Jayson Oweh 2021 NFL Draft Overview
Position: Edge Rusher
Weight: 257 pounds
School: Penn State
Jayson Oweh Draft Profile
It’s not often in a league filled with special athletes someone stands out from the pack. But Jayson Oweh has rare length and athletic tools to work with as an edge rusher. Oweh has been flying up draft boards because his potential is off the charts. However, Oweh is raw as a prospect, as he didn’t start playing football until his junior year in high school.
Jayson Oweh attended Blair Academy in Blairstown, New Jersey. Oweh’s size and athletic ability were obvious to scouts while he was in high school and the defensive end had offers from powerhouse schools such as Alabama, Ohio State, and Georgia, among others. However, he committed to Penn State as part of the 2018 recruiting class. The Nittany Lions have a track record of developing athletes and turning them into top prospects.
Oweh only played in 19 college games over the course of his career. However, he did record two sacks in just two games as a freshman in 2018. In his first full college season, Oweh racked up five sacks in 11 games and was expected to make another jump in production in 2020. In the shortened 2020 season, Oweh earned First-Team All-Big Ten honors as he tallied 6.5 sacks in just seven games. The edge rusher chose to ride that momentum and declare for the NFL draft as a junior underclassman.
- Rare, special athlete, reportedly ran a 4.36 at 257 pounds during Penn State’s Pro Day
- Strength gives him the ability to throw off blockers
- Cuts off running lanes with his length and quickness and creates tackling angles
- Good leg drive to his power rush; the engine doesn’t stop
- Burst off the snap jumps off the screen
- Inexperienced; he will be a developmental project with a lot of work needed on technique
- Doesn’t stack and come off a block in the run game fluidly; gets caught with a high pad level
- Inconsistent in the run game
- Limited versatility unless he learns quickly in a pro camp; probably best-suited as a designated pass-rusher early
NFL Comparison: Bud Dupree
Oweh would best be suited as a 3-4 outside linebacker early in his career where he can use his elite athleticism in space. Dupree had a slow start to his career with the Pittsburgh Steelers, but has now racked up 39.5 sacks in 81 games at the pro level. He has refined his pass-rush skills and learned how to use his size effectively in the run game. Oweh will need to do the same.
Projection: Second round (could sneak into the first round if a team falls in love with Oweh’s athletic traits)
Bottom Line on Jayson Oweh
The draft value evaluation on Oweh comes down to individual preference; raw athlete and upside versus lack of experience and technique. Oweh could be helped out by the position he plays. Teams are always looking for the next premium pass rusher. The former Nittany Lion has raw athletic tools that many scouts are adamant will turn into production at the pro level.

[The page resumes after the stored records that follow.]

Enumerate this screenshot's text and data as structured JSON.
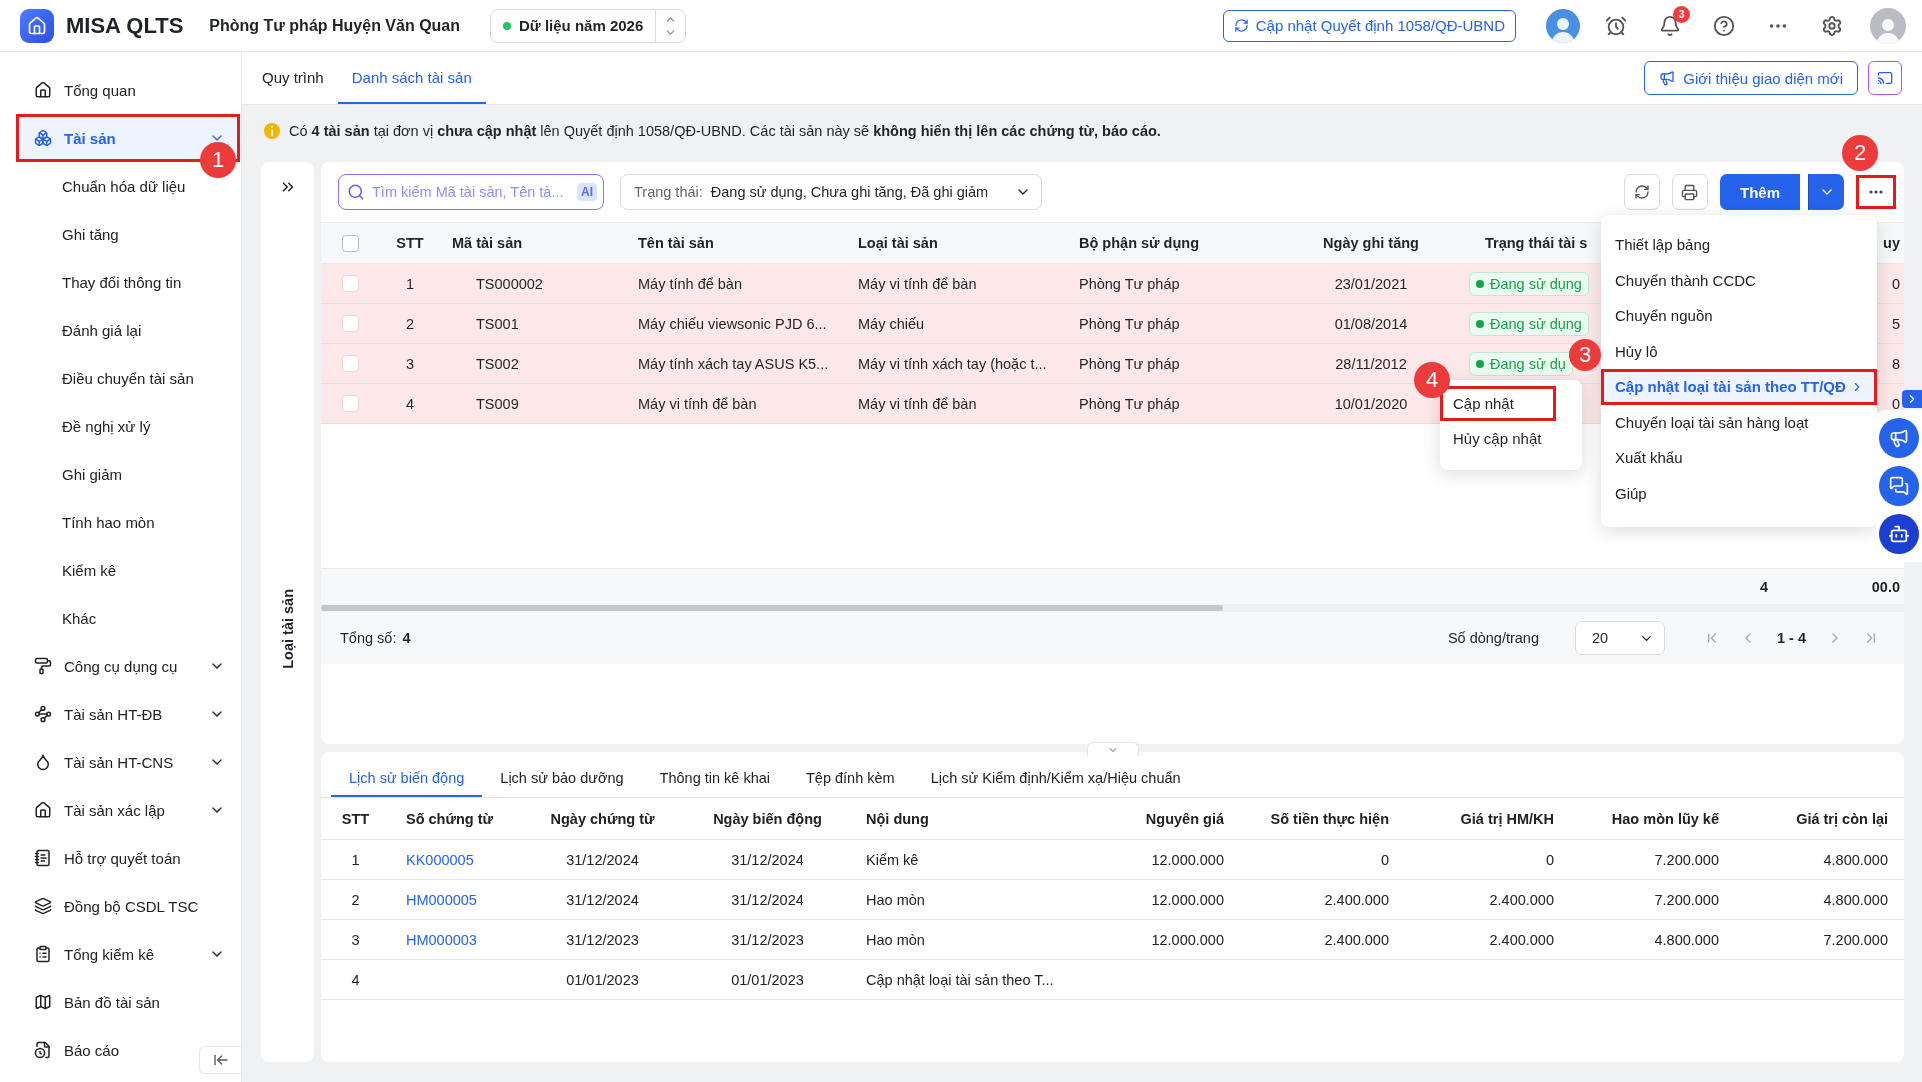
{
  "app": {
    "name": "MISA QLTS",
    "unit": "Phòng Tư pháp Huyện Văn Quan",
    "year_selector": "Dữ liệu năm 2026",
    "update_button": "Cập nhật Quyết định 1058/QĐ-UBND",
    "notification_count": "3"
  },
  "sidebar": {
    "items": [
      {
        "label": "Tổng quan",
        "selected": false,
        "has_submenu": false
      },
      {
        "label": "Tài sản",
        "selected": true,
        "has_submenu": true,
        "callout": "1",
        "children": [
          {
            "label": "Chuẩn hóa dữ liệu"
          },
          {
            "label": "Ghi tăng"
          },
          {
            "label": "Thay đổi thông tin"
          },
          {
            "label": "Đánh giá lại"
          },
          {
            "label": "Điều chuyển tài sản"
          },
          {
            "label": "Đề nghị xử lý"
          },
          {
            "label": "Ghi giảm"
          },
          {
            "label": "Tính hao mòn"
          },
          {
            "label": "Kiểm kê"
          },
          {
            "label": "Khác"
          }
        ]
      },
      {
        "label": "Công cụ dụng cụ",
        "selected": false,
        "has_submenu": true
      },
      {
        "label": "Tài sản HT-ĐB",
        "selected": false,
        "has_submenu": true
      },
      {
        "label": "Tài sản HT-CNS",
        "selected": false,
        "has_submenu": true
      },
      {
        "label": "Tài sản xác lập",
        "selected": false,
        "has_submenu": true
      },
      {
        "label": "Hỗ trợ quyết toán",
        "selected": false,
        "has_submenu": false
      },
      {
        "label": "Đồng bộ CSDL TSC",
        "selected": false,
        "has_submenu": false
      },
      {
        "label": "Tổng kiểm kê",
        "selected": false,
        "has_submenu": true
      },
      {
        "label": "Bản đồ tài sản",
        "selected": false,
        "has_submenu": false
      },
      {
        "label": "Báo cáo",
        "selected": false,
        "has_submenu": false
      }
    ]
  },
  "tabs": [
    {
      "label": "Quy trình",
      "selected": false
    },
    {
      "label": "Danh sách tài sản",
      "selected": true
    }
  ],
  "intro_button": "Giới thiệu giao diện mới",
  "notice": "Có **4 tài sản** tại đơn vị **chưa cập nhật** lên Quyết định 1058/QĐ-UBND. Các tài sản này sẽ **không hiển thị lên các chứng từ, báo cáo.**",
  "category_panel": {
    "title": "Loại tài sản"
  },
  "toolbar": {
    "search": {
      "placeholder": "Tìm kiếm Mã tài sản, Tên tà...",
      "badge": "AI"
    },
    "status_filter": {
      "label": "Trạng thái:",
      "value": "Đang sử dụng, Chưa ghi tăng, Đã ghi giảm"
    },
    "add_button": "Thêm",
    "more_button": {
      "callout": "2"
    }
  },
  "more_menu": {
    "items": [
      {
        "label": "Thiết lập bảng",
        "selected": false,
        "has_submenu": false
      },
      {
        "label": "Chuyển thành CCDC",
        "selected": false,
        "has_submenu": false
      },
      {
        "label": "Chuyển nguồn",
        "selected": false,
        "has_submenu": false
      },
      {
        "label": "Hủy lô",
        "selected": false,
        "has_submenu": false
      },
      {
        "label": "Cập nhật loại tài sản theo TT/QĐ",
        "selected": true,
        "has_submenu": true,
        "callout": "3"
      },
      {
        "label": "Chuyển loại tài sản hàng loạt",
        "selected": false,
        "has_submenu": false
      },
      {
        "label": "Xuất khẩu",
        "selected": false,
        "has_submenu": false
      },
      {
        "label": "Giúp",
        "selected": false,
        "has_submenu": false
      }
    ]
  },
  "submenu": {
    "items": [
      {
        "label": "Cập nhật",
        "callout": "4"
      },
      {
        "label": "Hủy cập nhật"
      }
    ]
  },
  "assets_table": {
    "select_all_checked": false,
    "columns": [
      "STT",
      "Mã tài sản",
      "Tên tài sản",
      "Loại tài sản",
      "Bộ phận sử dụng",
      "Ngày ghi tăng",
      "Trạng thái tài s",
      "uy"
    ],
    "rows": [
      {
        "checked": false,
        "flagged": true,
        "stt": "1",
        "code": "TS000002",
        "name": "Máy tính để bàn",
        "type": "Máy vi tính để bàn",
        "department": "Phòng Tư pháp",
        "date": "23/01/2021",
        "status": "Đang sử dụng",
        "column_9": "0"
      },
      {
        "checked": false,
        "flagged": true,
        "stt": "2",
        "code": "TS001",
        "name": "Máy chiếu viewsonic PJD 6...",
        "type": "Máy chiếu",
        "department": "Phòng Tư pháp",
        "date": "01/08/2014",
        "status": "Đang sử dụng",
        "column_9": "5"
      },
      {
        "checked": false,
        "flagged": true,
        "stt": "3",
        "code": "TS002",
        "name": "Máy tính xách tay ASUS K5...",
        "type": "Máy vi tính xách tay (hoặc t...",
        "department": "Phòng Tư pháp",
        "date": "28/11/2012",
        "status": "Đang sử dụ",
        "column_9": "8"
      },
      {
        "checked": false,
        "flagged": true,
        "stt": "4",
        "code": "TS009",
        "name": "Máy vi tính để bàn",
        "type": "Máy vi tính để bàn",
        "department": "Phòng Tư pháp",
        "date": "10/01/2020",
        "column_9": "0"
      }
    ],
    "summary": {
      "count": "4",
      "column_9": "00.0"
    }
  },
  "footer": {
    "total_label": "Tổng số:",
    "total": "4",
    "page_size_label": "Số dòng/trang",
    "page_size": "20",
    "page_range": "1 - 4"
  },
  "history": {
    "tabs": [
      {
        "label": "Lịch sử biến động",
        "selected": true
      },
      {
        "label": "Lịch sử bảo dưỡng",
        "selected": false
      },
      {
        "label": "Thông tin kê khai",
        "selected": false
      },
      {
        "label": "Tệp đính kèm",
        "selected": false
      },
      {
        "label": "Lịch sử Kiểm định/Kiểm xạ/Hiệu chuẩn",
        "selected": false
      }
    ],
    "columns": [
      "STT",
      "Số chứng từ",
      "Ngày chứng từ",
      "Ngày biến động",
      "Nội dung",
      "Nguyên giá",
      "Số tiền thực hiện",
      "Giá trị HM/KH",
      "Hao mòn lũy kế",
      "Giá trị còn lại"
    ],
    "rows": [
      [
        "1",
        "KK000005",
        "31/12/2024",
        "31/12/2024",
        "Kiểm kê",
        "12.000.000",
        "0",
        "0",
        "7.200.000",
        "4.800.000"
      ],
      [
        "2",
        "HM000005",
        "31/12/2024",
        "31/12/2024",
        "Hao mòn",
        "12.000.000",
        "2.400.000",
        "2.400.000",
        "7.200.000",
        "4.800.000"
      ],
      [
        "3",
        "HM000003",
        "31/12/2023",
        "31/12/2023",
        "Hao mòn",
        "12.000.000",
        "2.400.000",
        "2.400.000",
        "4.800.000",
        "7.200.000"
      ],
      [
        "4",
        "",
        "01/01/2023",
        "01/01/2023",
        "Cập nhật loại tài sản theo T...",
        "",
        "",
        "",
        "",
        ""
      ]
    ]
  }
}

But Oweh is inexperienced and in need of a full off-season of reps to be able to contribute as a rookie. There are “safer” edge prospects in this year’s draft class who front offices will be convinced can hit the ground running faster than Oweh. He could be a liability in the run game unless he improves his technique and can quickly develop his understanding of schemes. This lack of understanding shows in his get-off; he’s slow to react and doesn’t anticipate well. Oweh made up for it with his athleticism at the college level, but raw athleticism will only get him so far at the pro level.
However, it only takes one team to fall in love with the physical tools. When Oweh will be drafted is hard to predict because the athletic testing is off the charts for a man of his size. He could be worth a flier for a contender late in the first round. But is is also possible that he falls to the second or even third round (where the value could be excellent). The size, strength, and speed is all there. He just needs some experience and with the right coaching there is Pro Bowl potential in Oweh.